After a spring marred by drought the heaven’s opened just in time to swamp the summer
schedule of events and shows. Badminton was the first to go followed by Chatsworth and
a host of others. After a summer which broke all records for rainfall the week leading up to
Burghley was a tense one. Would the rain which had fallen by the bucket load stay off long
enough for the event to be held? Thankfully it did and lovers of all things equestrian flooded
into the breathtaking parkland surrounding Burghley House.
Of course every event of this size can’t be hosted without its share of problems. Ours came in
the form of a hotel that refused to be found, even with the most precise of directions and then
there was the cheerful bowler hat clad official who gaily waved a stream of vehicles in the
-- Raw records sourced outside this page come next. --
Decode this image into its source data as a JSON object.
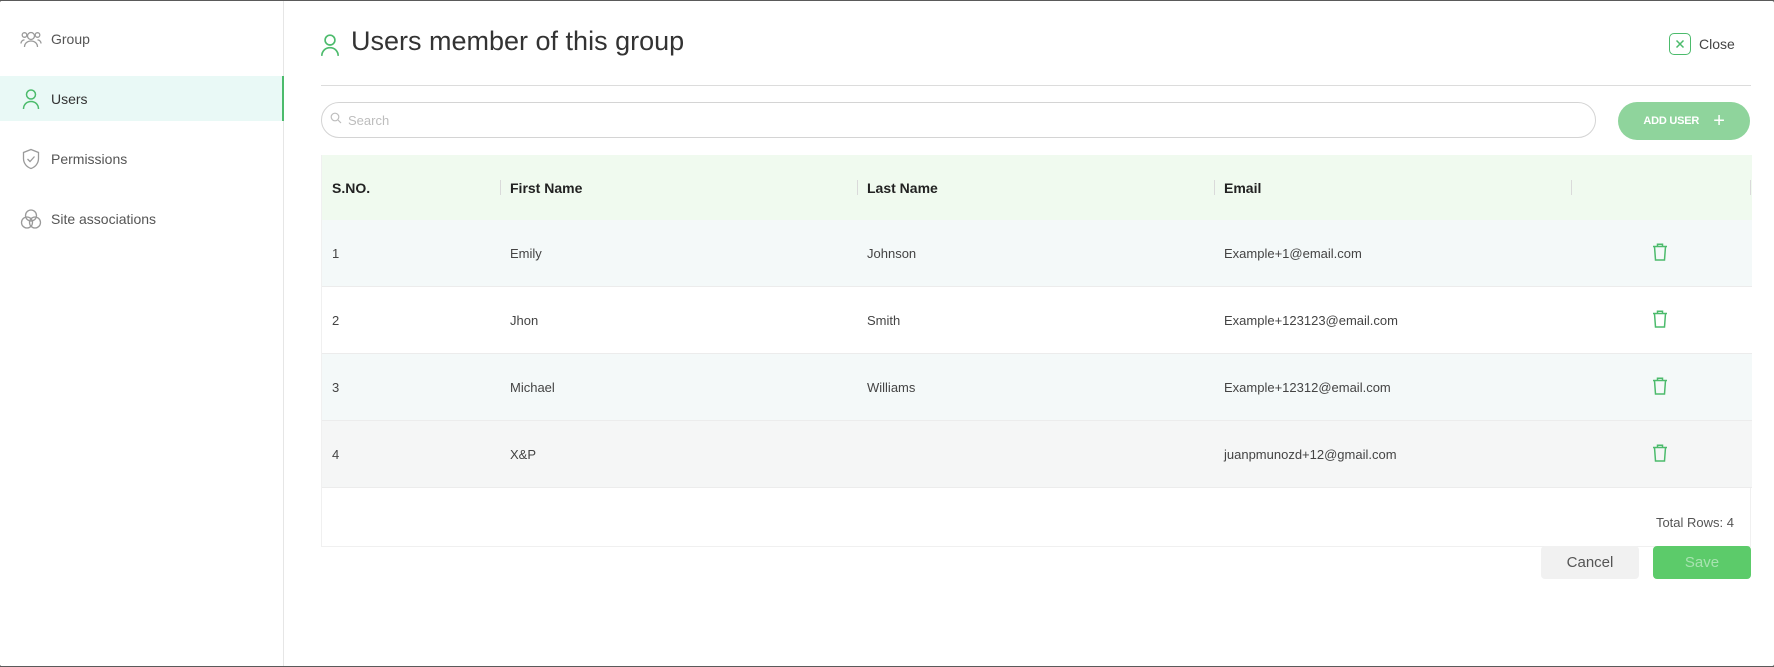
{
  "sidebar": {
    "items": [
      {
        "label": "Group",
        "icon": "group-icon"
      },
      {
        "label": "Users",
        "icon": "user-icon",
        "active": true
      },
      {
        "label": "Permissions",
        "icon": "shield-check-icon"
      },
      {
        "label": "Site associations",
        "icon": "circles-icon"
      }
    ]
  },
  "header": {
    "title": "Users member of this group",
    "close_label": "Close"
  },
  "search": {
    "placeholder": "Search",
    "value": ""
  },
  "toolbar": {
    "add_user_label": "ADD USER"
  },
  "table": {
    "columns": [
      "S.NO.",
      "First Name",
      "Last Name",
      "Email"
    ],
    "rows": [
      {
        "sno": "1",
        "first": "Emily",
        "last": "Johnson",
        "email": "Example+1@email.com"
      },
      {
        "sno": "2",
        "first": "Jhon",
        "last": "Smith",
        "email": "Example+123123@email.com"
      },
      {
        "sno": "3",
        "first": "Michael",
        "last": "Williams",
        "email": "Example+12312@email.com"
      },
      {
        "sno": "4",
        "first": "X&P",
        "last": "",
        "email": "juanpmunozd+12@gmail.com"
      }
    ],
    "total_rows_label": "Total Rows: 4"
  },
  "footer": {
    "cancel_label": "Cancel",
    "save_label": "Save"
  },
  "colors": {
    "accent": "#4cbb6c",
    "header_bg": "#f0faef",
    "active_nav_bg": "#e9f9f6"
  }
}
wrong direction, only for us to be parked patiently on the road for an hour before some bright
spark realised something was very definitely wrong.
But, bumping slowly over fields of barely dry mud, not daring to contemplate what the tracks
would be like if the ominously grey skies gave us yet another downpour, it was impossible
not to feel a huge surge of excitement when the magnificent opulence of Burghley House
came into view.
It wasn’t hard to imagine how Sinead Halpin had to be feeling over the weekend. The 30 year
old American had nothing but success during the US 2011 season. However she still failed
to win a place on the ultimately unsuccessful Olympic squad. Halpin, with her French bred
Manoir de Carneville lead after the dressage at Burghley. Her penalty score of 36.3 put her
ahead of the following nine horses all closely bunched with scores in the early 40s.
The cross country course rode beautifully for most of the competitors. Mary King retired
after an unfortunate run out in the early stages of the cross country. It is a tribute to the
bravery and long hours of training the horses and riders put in how easy they made the big
solid obstacles look.
Halpin, a former pupil of eventing maestro William Fox Pitt, retained her lead after cross
country and thus was the last to compete in the show jumping arena. The red post boxes
which caused so much trouble in the Olympics proved to be the bogey fence yet again being
thudding to the ground time after time. Such was its power that riders that did leave the red
poles standing seemed to go to pieces with relief after it and forget to ride the remaining
Every one of the spectators must have been rooting for Sinead Halpin as she rode into the
arena with two fences in hand. What a fairy tale a Burghley win would be. Sadly it was not
her day and the support of the spectators was not enough to keep the fences standing with
three eventually clattering to the ground to make Andrew Nicholson the eventual winner.
Riding Rosemary and Mark Barlow’s 12-year-old Avebury, the New Zealander went into
the ring in second place and had one fence down, the final element of the treble at six. This
guaranteed him the runner-up spot and gave Halpin two fences in hand.
Unfortunately for Halpin Manoir De Carneville hit fence three, fence nine and the second
part of the double at 12 ultimately giving them second place and giving Nicholson his third
Burghley title, twelve years since his last one.
William Fox-Pitt, attempting to win his seventh Burghley title, and Parklane Hawk rose from
joint fourth after the dressage to finish in third place after the cross-country phase.
Burghley was not the place for the Irish riders to shine. Geoff Curran’s ride the chestnut
Shanaclough Crecora, who lay in 10th place after cross country, was spun on Sunday morning
on re-inspection after being sent to the holding box. Sam Watson finished the best of the Irish
riders coming 30th on Horseware Bushman with a final penalty score of 87.
Taking her defeat with true stoicism Halpin said: “I’m disappointed but I’m also proud of
him(Manoir De Carneville) — he tried really hard. This week has been amazing — I’m so
lucky to have the horse and we’ll be back again and again and again.”